# [What the task requires]
Scan the records below for the word "Miniport". Copy each line where it appears.

# [Data records]
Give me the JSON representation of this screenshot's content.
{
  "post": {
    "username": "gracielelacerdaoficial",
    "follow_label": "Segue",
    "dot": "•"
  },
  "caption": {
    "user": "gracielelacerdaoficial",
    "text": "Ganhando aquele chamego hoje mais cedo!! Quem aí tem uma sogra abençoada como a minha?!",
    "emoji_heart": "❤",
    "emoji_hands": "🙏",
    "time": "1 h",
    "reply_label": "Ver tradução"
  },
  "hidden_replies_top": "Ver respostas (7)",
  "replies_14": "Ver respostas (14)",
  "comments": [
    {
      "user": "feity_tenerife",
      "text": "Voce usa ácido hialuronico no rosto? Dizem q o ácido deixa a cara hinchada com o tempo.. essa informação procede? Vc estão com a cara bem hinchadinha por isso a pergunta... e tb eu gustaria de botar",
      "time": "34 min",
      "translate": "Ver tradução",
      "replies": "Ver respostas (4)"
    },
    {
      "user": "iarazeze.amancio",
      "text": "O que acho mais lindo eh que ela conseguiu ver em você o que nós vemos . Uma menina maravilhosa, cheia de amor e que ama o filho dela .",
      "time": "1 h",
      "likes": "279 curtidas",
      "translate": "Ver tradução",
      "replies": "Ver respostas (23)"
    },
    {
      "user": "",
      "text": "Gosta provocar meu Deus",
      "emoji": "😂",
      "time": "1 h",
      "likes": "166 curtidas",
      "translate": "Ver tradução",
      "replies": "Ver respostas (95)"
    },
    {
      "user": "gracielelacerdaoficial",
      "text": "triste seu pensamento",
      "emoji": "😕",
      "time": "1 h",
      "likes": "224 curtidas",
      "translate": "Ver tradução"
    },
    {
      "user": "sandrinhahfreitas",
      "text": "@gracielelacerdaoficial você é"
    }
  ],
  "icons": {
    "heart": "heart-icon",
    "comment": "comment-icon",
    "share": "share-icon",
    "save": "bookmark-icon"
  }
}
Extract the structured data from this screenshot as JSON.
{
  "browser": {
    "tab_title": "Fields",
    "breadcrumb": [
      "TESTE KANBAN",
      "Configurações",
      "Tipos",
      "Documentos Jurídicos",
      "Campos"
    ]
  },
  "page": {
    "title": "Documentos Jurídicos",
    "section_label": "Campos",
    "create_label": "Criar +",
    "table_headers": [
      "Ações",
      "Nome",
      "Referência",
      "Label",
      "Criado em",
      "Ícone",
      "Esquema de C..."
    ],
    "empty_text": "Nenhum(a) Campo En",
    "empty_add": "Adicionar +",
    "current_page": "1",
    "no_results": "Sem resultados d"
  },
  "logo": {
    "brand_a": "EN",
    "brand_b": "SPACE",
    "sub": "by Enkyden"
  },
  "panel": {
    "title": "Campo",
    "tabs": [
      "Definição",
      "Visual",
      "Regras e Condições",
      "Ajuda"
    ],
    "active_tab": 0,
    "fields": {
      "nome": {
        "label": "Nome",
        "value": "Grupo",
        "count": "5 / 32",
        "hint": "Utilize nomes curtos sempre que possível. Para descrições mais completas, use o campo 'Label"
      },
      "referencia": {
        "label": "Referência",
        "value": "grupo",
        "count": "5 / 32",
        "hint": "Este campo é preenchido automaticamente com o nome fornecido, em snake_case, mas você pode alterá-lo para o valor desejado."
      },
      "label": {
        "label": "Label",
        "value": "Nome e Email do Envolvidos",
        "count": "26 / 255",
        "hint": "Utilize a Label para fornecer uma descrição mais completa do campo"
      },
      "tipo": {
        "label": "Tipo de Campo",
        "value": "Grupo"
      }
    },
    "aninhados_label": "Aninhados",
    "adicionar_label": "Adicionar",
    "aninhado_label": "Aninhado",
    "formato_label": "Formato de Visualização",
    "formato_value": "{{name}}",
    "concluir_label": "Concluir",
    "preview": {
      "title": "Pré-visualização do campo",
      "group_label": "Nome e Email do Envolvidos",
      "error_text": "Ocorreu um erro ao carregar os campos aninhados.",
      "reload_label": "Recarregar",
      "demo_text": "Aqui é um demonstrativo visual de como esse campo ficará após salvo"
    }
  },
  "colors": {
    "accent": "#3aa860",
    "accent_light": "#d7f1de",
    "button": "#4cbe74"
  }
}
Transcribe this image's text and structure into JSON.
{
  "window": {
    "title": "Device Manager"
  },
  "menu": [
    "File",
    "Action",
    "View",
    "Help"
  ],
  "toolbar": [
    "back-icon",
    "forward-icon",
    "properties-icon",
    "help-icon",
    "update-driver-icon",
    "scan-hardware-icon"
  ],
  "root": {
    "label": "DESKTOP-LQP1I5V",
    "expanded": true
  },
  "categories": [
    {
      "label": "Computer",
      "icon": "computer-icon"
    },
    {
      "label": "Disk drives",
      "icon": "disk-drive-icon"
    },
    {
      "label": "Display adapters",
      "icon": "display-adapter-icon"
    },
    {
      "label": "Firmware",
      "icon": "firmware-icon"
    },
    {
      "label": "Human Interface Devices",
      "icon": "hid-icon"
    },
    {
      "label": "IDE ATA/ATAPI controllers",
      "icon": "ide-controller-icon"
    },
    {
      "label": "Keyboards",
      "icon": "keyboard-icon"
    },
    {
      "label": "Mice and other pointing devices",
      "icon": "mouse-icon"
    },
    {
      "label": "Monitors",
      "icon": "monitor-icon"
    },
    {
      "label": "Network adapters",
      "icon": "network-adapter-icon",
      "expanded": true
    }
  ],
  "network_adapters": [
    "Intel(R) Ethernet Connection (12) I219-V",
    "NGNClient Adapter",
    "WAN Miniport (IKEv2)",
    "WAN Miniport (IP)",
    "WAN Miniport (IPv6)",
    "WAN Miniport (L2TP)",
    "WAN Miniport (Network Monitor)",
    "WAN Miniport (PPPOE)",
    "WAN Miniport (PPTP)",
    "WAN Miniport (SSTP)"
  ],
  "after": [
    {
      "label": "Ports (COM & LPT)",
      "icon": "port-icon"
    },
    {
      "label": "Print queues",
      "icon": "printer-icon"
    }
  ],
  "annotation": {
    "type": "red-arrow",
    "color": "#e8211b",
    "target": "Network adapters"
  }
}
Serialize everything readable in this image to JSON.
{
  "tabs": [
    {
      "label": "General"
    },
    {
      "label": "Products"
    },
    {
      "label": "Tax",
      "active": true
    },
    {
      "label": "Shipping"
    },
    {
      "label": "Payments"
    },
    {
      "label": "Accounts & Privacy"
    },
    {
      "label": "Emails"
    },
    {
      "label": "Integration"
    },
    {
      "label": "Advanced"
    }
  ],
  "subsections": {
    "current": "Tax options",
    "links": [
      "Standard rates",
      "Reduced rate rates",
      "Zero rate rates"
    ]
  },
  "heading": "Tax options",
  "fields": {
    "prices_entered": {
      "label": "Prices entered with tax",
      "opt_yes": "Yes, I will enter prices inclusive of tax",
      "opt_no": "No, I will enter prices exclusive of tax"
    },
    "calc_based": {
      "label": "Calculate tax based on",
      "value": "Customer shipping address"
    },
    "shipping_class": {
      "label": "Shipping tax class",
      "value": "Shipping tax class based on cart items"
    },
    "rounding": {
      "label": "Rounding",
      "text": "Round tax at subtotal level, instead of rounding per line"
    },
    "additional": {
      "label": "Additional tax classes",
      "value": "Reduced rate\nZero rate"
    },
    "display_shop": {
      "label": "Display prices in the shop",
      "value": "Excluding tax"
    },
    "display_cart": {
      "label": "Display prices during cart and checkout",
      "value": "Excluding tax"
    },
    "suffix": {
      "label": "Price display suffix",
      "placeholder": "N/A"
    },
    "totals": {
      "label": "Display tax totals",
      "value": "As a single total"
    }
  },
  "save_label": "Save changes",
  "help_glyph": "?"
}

# [Solved exercise]
    "WAN Miniport (IKEv2)",
    "WAN Miniport (IP)",
    "WAN Miniport (IPv6)",
    "WAN Miniport (L2TP)",
    "WAN Miniport (Network Monitor)",
    "WAN Miniport (PPPOE)",
    "WAN Miniport (PPTP)",
    "WAN Miniport (SSTP)"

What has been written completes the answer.